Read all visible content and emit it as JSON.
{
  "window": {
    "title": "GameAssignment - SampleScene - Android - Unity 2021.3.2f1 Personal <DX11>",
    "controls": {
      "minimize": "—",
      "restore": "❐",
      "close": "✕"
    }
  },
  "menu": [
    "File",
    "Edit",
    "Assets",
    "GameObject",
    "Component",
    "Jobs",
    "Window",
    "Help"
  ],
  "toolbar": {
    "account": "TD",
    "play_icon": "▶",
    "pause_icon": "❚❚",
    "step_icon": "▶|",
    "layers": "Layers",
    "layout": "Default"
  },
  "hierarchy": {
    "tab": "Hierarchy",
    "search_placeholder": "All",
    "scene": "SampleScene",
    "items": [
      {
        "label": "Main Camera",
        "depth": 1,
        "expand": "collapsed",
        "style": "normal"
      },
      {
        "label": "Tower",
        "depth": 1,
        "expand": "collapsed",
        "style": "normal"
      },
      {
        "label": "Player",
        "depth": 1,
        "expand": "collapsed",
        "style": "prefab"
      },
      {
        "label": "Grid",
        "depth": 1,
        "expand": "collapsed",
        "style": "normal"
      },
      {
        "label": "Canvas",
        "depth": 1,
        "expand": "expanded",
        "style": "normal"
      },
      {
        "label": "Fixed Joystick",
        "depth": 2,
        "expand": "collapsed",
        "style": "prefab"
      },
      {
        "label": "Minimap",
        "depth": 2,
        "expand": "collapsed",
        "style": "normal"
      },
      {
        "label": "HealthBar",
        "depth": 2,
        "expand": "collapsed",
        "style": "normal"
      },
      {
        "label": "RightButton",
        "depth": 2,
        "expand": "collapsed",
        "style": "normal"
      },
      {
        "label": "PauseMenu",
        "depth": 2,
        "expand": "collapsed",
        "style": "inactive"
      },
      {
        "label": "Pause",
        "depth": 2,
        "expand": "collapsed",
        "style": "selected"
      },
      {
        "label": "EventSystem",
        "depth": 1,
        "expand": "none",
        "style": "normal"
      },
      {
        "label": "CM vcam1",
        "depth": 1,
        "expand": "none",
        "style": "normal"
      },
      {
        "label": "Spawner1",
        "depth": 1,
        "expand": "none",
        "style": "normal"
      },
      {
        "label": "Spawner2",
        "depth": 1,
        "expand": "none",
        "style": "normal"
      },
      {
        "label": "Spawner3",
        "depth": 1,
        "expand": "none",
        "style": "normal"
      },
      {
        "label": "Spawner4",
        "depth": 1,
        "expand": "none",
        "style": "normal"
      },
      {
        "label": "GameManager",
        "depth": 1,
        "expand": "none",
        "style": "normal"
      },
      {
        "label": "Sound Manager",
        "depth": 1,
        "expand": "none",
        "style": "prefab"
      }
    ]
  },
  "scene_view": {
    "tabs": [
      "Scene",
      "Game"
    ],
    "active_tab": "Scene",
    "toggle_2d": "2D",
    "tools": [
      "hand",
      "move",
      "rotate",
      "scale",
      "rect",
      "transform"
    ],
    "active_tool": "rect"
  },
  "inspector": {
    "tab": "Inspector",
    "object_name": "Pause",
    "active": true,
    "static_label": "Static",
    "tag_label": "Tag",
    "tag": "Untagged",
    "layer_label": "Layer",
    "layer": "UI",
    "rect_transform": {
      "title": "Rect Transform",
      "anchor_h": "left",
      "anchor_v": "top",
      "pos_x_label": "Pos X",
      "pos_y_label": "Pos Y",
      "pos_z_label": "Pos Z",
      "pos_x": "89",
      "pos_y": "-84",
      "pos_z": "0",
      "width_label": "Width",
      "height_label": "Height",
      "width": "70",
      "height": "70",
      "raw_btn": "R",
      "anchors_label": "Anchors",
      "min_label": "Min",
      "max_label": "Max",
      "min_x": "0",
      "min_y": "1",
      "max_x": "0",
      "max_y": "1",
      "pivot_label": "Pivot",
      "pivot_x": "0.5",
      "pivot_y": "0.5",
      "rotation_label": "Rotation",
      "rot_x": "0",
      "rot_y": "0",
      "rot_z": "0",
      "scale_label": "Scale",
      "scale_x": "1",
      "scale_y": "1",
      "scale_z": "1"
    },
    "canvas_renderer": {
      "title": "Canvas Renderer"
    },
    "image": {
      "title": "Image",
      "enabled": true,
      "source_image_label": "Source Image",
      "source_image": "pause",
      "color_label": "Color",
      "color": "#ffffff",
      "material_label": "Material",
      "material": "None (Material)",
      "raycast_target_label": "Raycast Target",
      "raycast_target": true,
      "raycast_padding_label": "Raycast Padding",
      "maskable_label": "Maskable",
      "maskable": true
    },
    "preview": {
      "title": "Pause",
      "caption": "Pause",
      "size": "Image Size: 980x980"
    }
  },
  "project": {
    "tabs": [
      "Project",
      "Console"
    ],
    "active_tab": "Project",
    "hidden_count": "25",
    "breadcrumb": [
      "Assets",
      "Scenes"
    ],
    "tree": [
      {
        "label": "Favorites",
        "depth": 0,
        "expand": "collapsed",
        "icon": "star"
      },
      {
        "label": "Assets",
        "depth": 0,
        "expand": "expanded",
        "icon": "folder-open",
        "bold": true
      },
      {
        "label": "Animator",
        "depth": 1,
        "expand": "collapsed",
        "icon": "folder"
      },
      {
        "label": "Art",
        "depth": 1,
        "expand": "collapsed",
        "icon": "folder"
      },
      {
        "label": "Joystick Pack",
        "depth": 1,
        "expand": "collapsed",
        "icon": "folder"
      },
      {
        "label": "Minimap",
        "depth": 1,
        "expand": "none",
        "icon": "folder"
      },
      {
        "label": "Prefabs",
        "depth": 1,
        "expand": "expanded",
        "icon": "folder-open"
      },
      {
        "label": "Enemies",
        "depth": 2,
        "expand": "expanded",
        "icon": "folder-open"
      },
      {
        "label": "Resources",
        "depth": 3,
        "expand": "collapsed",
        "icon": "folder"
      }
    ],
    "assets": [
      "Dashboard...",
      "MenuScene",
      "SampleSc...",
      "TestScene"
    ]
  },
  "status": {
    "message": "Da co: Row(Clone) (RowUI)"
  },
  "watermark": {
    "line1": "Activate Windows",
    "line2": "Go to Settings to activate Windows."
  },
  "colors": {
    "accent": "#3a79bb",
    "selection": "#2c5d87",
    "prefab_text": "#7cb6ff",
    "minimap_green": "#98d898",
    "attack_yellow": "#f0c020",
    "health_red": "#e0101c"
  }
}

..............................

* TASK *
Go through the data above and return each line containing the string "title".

* SOLUTION FOR THIS PROBLEM *
    "title": "GameAssignment - SampleScene - Android - Unity 2021.3.2f1 Personal <DX11>",
      "title": "Rect Transform",
      "title": "Canvas Renderer"
      "title": "Image",
      "title": "Pause",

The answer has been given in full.